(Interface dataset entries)
= = = =

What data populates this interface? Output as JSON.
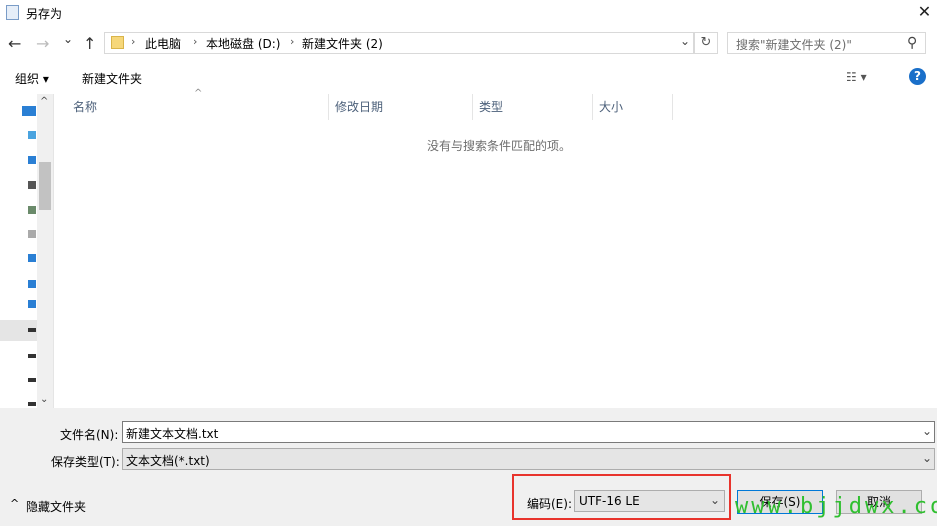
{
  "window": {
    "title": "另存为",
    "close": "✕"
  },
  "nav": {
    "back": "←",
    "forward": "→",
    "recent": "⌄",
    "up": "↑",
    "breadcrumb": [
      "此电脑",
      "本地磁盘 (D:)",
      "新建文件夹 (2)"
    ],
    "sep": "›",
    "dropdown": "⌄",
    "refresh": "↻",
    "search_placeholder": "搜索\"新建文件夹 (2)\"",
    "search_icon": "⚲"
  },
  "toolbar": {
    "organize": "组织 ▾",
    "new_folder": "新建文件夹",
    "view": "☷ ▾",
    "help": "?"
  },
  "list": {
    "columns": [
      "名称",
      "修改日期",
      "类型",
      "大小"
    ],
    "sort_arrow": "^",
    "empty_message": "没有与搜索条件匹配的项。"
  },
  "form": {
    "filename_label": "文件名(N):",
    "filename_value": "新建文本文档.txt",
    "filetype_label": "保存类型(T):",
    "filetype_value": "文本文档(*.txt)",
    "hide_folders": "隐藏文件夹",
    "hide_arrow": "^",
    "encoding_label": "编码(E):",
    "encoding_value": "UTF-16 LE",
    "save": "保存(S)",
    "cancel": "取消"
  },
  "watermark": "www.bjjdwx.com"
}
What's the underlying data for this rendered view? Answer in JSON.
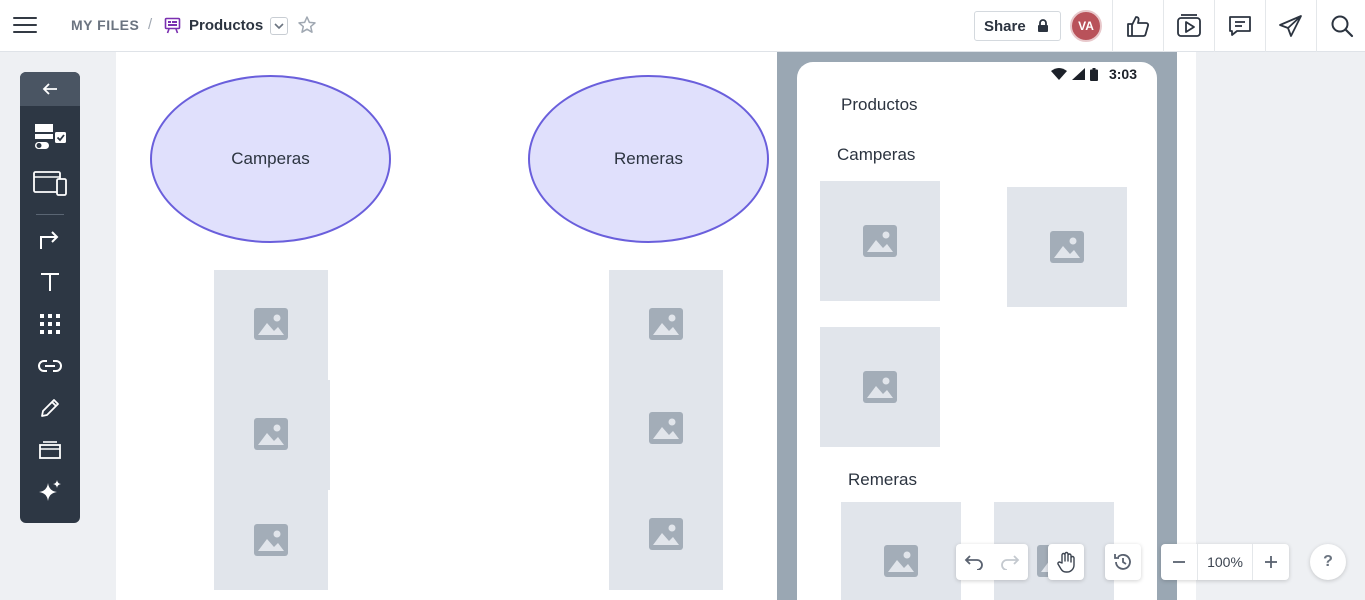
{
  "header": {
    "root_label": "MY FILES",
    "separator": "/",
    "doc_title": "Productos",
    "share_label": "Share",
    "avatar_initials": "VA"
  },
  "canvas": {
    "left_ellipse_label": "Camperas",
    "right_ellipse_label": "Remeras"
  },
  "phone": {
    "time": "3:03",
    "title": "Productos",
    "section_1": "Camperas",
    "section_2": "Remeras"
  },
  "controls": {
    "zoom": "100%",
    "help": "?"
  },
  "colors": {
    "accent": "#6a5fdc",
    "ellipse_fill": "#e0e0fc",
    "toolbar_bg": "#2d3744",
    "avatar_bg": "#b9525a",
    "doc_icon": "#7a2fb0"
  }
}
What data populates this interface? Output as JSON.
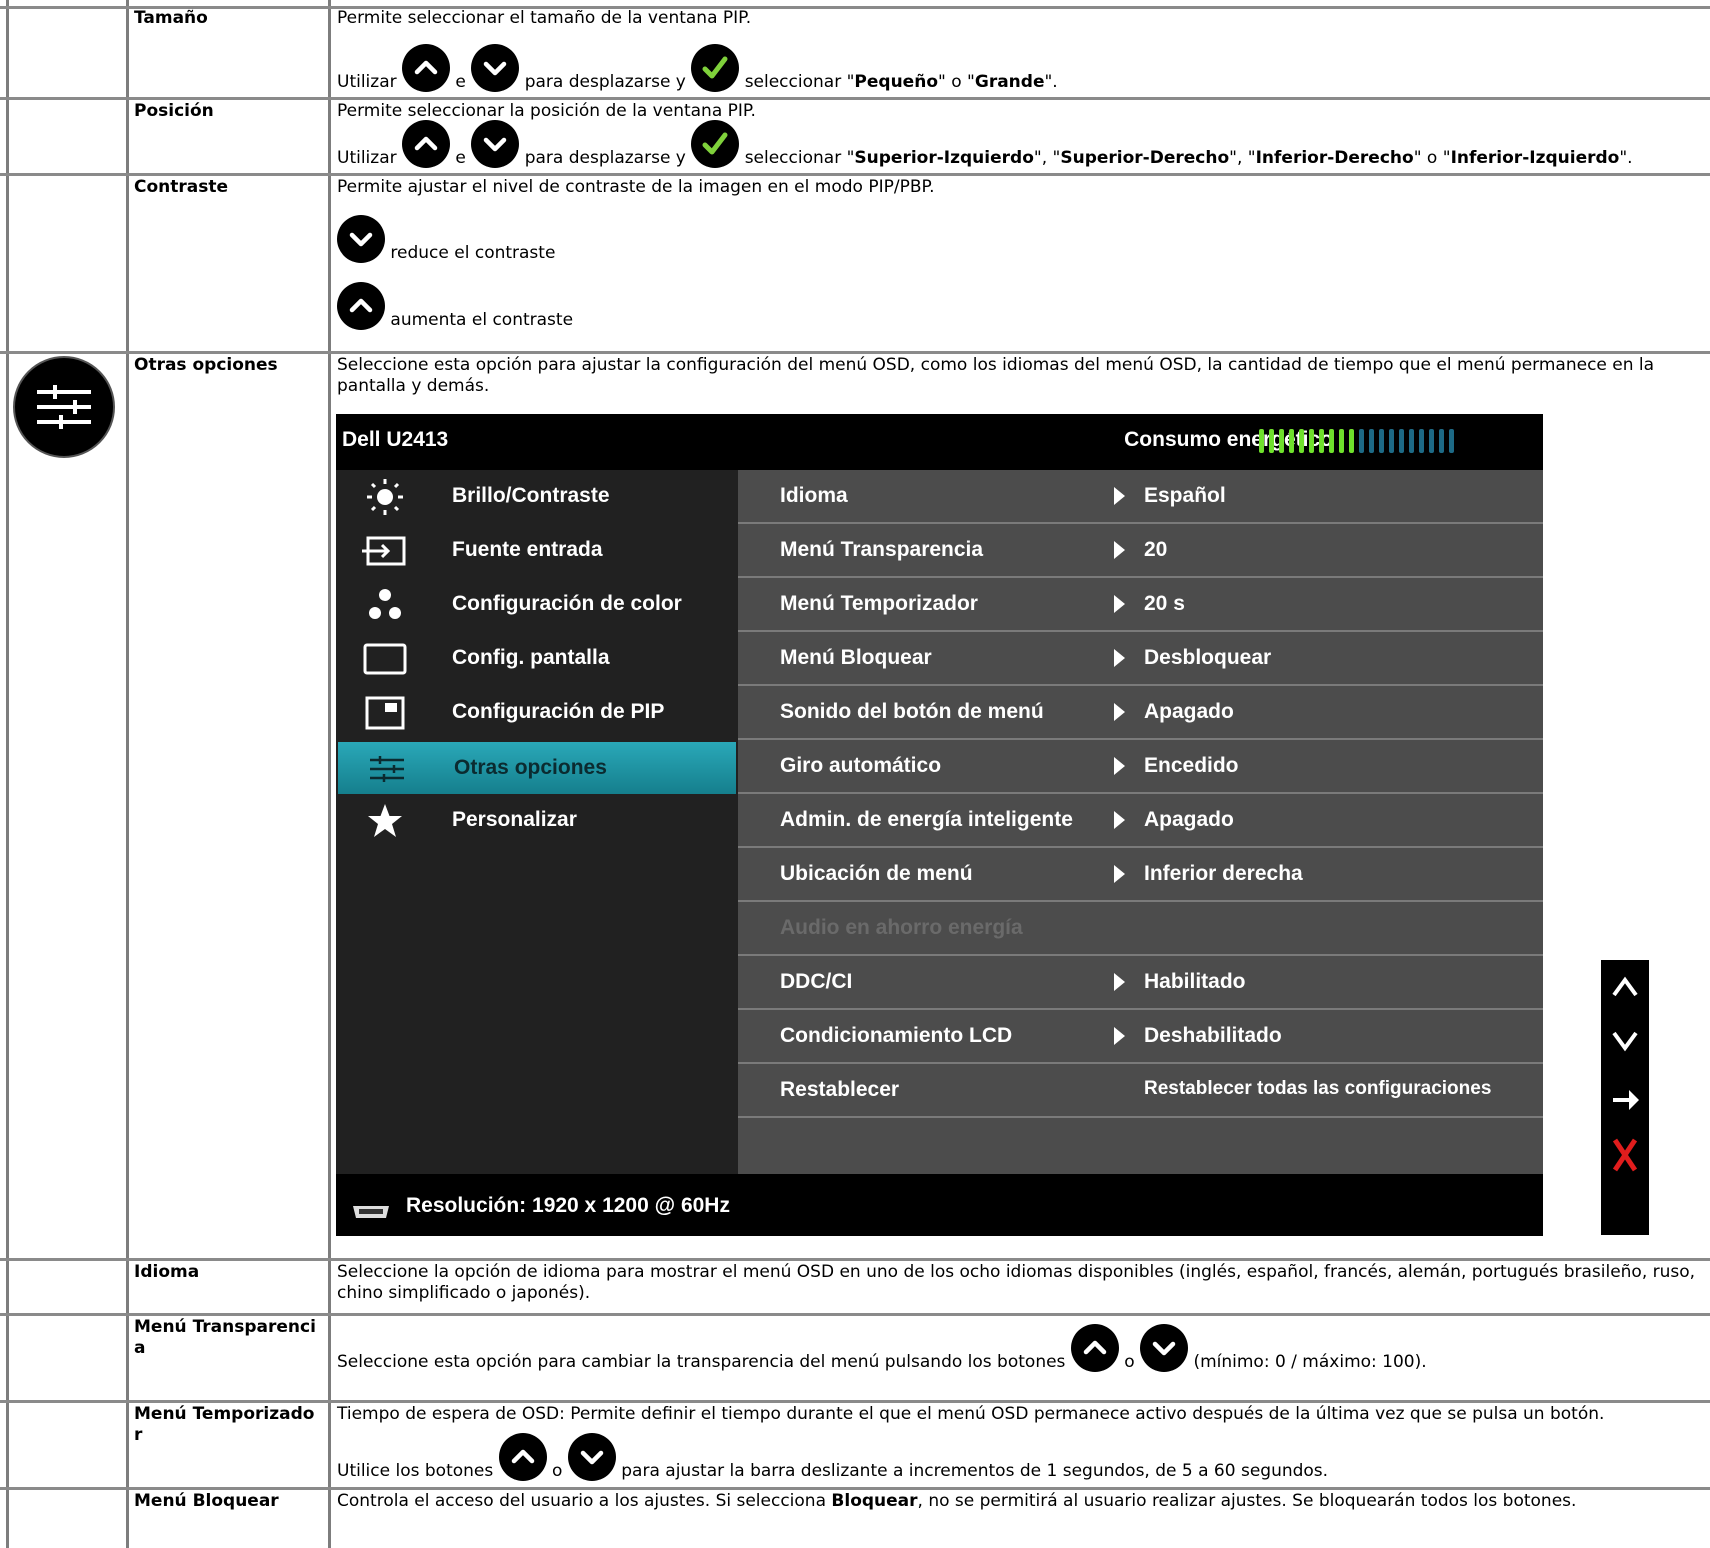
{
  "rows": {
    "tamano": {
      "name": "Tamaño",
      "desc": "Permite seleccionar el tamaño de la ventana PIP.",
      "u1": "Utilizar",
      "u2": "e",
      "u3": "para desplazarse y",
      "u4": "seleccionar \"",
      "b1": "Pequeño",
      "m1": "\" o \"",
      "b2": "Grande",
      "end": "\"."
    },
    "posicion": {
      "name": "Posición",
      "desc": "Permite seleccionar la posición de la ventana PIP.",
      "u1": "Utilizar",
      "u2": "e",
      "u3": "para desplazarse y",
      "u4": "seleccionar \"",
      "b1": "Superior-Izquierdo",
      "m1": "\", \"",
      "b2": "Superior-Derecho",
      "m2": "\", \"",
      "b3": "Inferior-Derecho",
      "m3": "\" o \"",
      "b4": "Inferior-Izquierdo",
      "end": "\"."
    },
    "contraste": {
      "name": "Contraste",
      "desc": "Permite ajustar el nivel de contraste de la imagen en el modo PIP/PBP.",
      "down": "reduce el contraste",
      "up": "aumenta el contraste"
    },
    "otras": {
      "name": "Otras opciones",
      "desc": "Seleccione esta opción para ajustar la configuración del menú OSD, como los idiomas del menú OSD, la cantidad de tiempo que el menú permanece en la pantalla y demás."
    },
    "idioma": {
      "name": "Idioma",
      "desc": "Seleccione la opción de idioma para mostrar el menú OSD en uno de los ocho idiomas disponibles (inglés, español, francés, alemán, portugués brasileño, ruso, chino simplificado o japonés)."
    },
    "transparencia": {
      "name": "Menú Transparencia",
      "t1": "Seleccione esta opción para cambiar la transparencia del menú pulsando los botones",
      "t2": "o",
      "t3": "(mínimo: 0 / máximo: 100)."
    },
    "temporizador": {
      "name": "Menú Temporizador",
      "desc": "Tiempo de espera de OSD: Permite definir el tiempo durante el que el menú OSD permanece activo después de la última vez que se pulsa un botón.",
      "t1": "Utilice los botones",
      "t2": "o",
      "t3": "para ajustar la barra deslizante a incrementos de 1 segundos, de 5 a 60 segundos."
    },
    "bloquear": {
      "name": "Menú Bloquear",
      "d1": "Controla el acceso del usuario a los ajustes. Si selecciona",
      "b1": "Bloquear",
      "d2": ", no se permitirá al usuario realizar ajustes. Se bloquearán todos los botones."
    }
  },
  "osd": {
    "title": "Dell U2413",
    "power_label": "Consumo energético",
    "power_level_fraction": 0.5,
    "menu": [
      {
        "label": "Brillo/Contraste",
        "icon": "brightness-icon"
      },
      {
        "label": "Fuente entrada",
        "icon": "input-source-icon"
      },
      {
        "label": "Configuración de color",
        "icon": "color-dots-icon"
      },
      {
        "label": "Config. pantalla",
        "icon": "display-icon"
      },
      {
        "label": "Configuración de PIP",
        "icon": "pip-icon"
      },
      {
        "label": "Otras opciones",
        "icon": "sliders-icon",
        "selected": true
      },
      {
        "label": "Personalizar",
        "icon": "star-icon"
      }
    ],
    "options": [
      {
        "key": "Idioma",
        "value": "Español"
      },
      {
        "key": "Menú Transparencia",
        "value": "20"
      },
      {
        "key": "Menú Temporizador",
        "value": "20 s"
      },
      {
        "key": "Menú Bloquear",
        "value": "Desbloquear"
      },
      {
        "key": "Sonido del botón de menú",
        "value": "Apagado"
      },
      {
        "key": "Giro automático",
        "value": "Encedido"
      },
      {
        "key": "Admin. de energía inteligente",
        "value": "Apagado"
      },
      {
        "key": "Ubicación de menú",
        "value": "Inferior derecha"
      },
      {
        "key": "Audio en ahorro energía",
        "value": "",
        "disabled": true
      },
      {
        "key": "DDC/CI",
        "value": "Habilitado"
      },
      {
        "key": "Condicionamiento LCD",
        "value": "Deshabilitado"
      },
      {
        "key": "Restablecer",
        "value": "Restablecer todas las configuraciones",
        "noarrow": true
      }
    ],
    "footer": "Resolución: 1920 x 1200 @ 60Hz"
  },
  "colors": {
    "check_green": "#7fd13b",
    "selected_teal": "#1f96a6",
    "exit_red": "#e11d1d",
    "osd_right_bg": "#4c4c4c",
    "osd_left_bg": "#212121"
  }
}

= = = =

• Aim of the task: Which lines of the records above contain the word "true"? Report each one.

• Response to this exercise:
        "selected": true
        "disabled": true
        "noarrow": true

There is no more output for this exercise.